By Thamanna Hussain
It was a lack of training, according to a robotic surgery lawsuit filed in Washington State by Josette Taylor that ultimately led to the death of her husband, Fred Taylor in 2012, about four years after undergoing what was supposed to be a routine prostate surgery. Josette Taylor, the wife, claims that her 67-year old husband's death resulted from a "woefully inadequate" company which gives surgeons a false sense of confidence to perform robotic surgeries. Instead of taking a few hours, the lawsuit claims that the surgery became a 13 hour procedure causing Taylor to lose 15 cups of blood and suffer from complications that included kidney failure, brain damage, permanent incontinence, and a 1-inch tear in his rectum, according to papers filed in the case.
Company emails introduced clinical sales representatives being congratulated for their efforts of meeting sale goals and overlooking training credentials.

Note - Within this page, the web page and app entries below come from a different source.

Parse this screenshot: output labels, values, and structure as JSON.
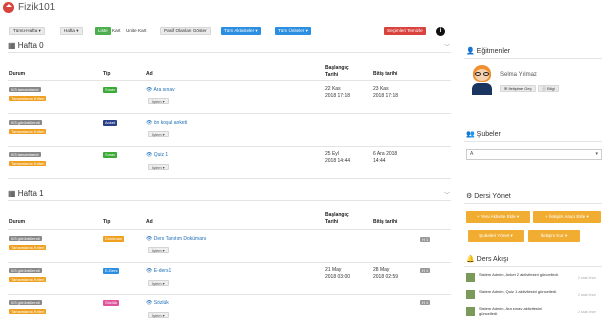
{
  "header": {
    "title": "Fizik101"
  },
  "toolbar": {
    "all_weeks": "Tümü-Hafta",
    "week": "Hafta",
    "list": "Liste",
    "card": "Kart",
    "unit_card": "Unite Kart",
    "show_passive": "Pasif Olanları Göster",
    "all_activities": "Tüm Aktiviteler",
    "all_units": "Tüm Üniteler",
    "clear_selection": "Seçimleri Temizle"
  },
  "weeks": [
    {
      "title": "Hafta 0",
      "columns": {
        "status": "Durum",
        "type": "Tip",
        "name": "Ad",
        "start": "Başlangıç Tarihi",
        "end": "Bitiş tarihi"
      },
      "rows": [
        {
          "status": "0/3 tamamlandı",
          "status2": "Tamamlama Kriteri",
          "type": "Sınav",
          "type_color": "#3aaa35",
          "name": "Ara sınav",
          "start": "22 Kas 2018 17:18",
          "end": "23 Kas 2018 17:18",
          "ops": "İşlem"
        },
        {
          "status": "0/3 görüntülendi",
          "status2": "Tamamlama Kriteri",
          "type": "Anket",
          "type_color": "#2a3f8a",
          "name": "ön koşul anketi",
          "start": "",
          "end": "",
          "ops": "İşlem"
        },
        {
          "status": "0/3 tamamlandı",
          "status2": "Tamamlama Kriteri",
          "type": "Sınav",
          "type_color": "#3aaa35",
          "name": "Quiz 1",
          "start": "25 Eyl 2018 14:44",
          "end": "6 Ara 2018 14:44",
          "ops": "İşlem"
        }
      ]
    },
    {
      "title": "Hafta 1",
      "columns": {
        "status": "Durum",
        "type": "Tip",
        "name": "Ad",
        "start": "Başlangıç Tarihi",
        "end": "Bitiş tarihi"
      },
      "rows": [
        {
          "status": "0/3 görüntülendi",
          "status2": "Tamamlama Kriteri",
          "type": "Doküman",
          "type_color": "#f0a020",
          "name": "Ders Tanıtım Dokümanı",
          "start": "",
          "end": "",
          "ops": "İşlem",
          "h": "H 1"
        },
        {
          "status": "0/3 görüntülendi",
          "status2": "Tamamlama Kriteri",
          "type": "E-Ders",
          "type_color": "#2c8ee0",
          "name": "E-ders1",
          "start": "21 May 2018 03:00",
          "end": "28 May 2018 02:59",
          "ops": "İşlem",
          "h": "H 1"
        },
        {
          "status": "0/3 görüntülendi",
          "status2": "Tamamlama Kriteri",
          "type": "Sözlük",
          "type_color": "#e0529a",
          "name": "Sözlük",
          "start": "",
          "end": "",
          "ops": "İşlem",
          "h": "H 1"
        }
      ]
    }
  ],
  "sidebar": {
    "instructors": {
      "title": "Eğitmenler",
      "name": "Selma Yılmaz",
      "contact": "İletişime Geç",
      "info": "Bilgi"
    },
    "branches": {
      "title": "Şubeler",
      "selected": "A"
    },
    "manage": {
      "title": "Dersi Yönet",
      "new_activity": "Yeni Aktivite Ekle",
      "new_tool": "İletişim Aracı Ekle",
      "manage_branches": "Şubeleri Yönet",
      "communication": "İletişim Kur"
    },
    "feed": {
      "title": "Ders Akışı",
      "items": [
        {
          "text": "Sistem Admin, Anket 2 aktivitesini güncelledi.",
          "time": "2 saat önce"
        },
        {
          "text": "Sistem Admin, Quiz 1 aktivitesini güncelledi.",
          "time": "2 saat önce"
        },
        {
          "text": "Sistem Admin, Ara sınav aktivitesini güncelledi.",
          "time": "2 saat önce"
        }
      ]
    }
  },
  "colors": {
    "header_bg": "#d9433d",
    "accent": "#2c8ee0",
    "orange": "#f0ad31"
  }
}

Other emails included a representative who advised a Montana hospital that its suggestion that the robot surgeons have at least five supervised cases would lead to some unintended consequences. The salesman further pointed out that the consequences would result in a cost of $15,000 per urologist which apparently slowed down the development of robotic surgery at another hospital.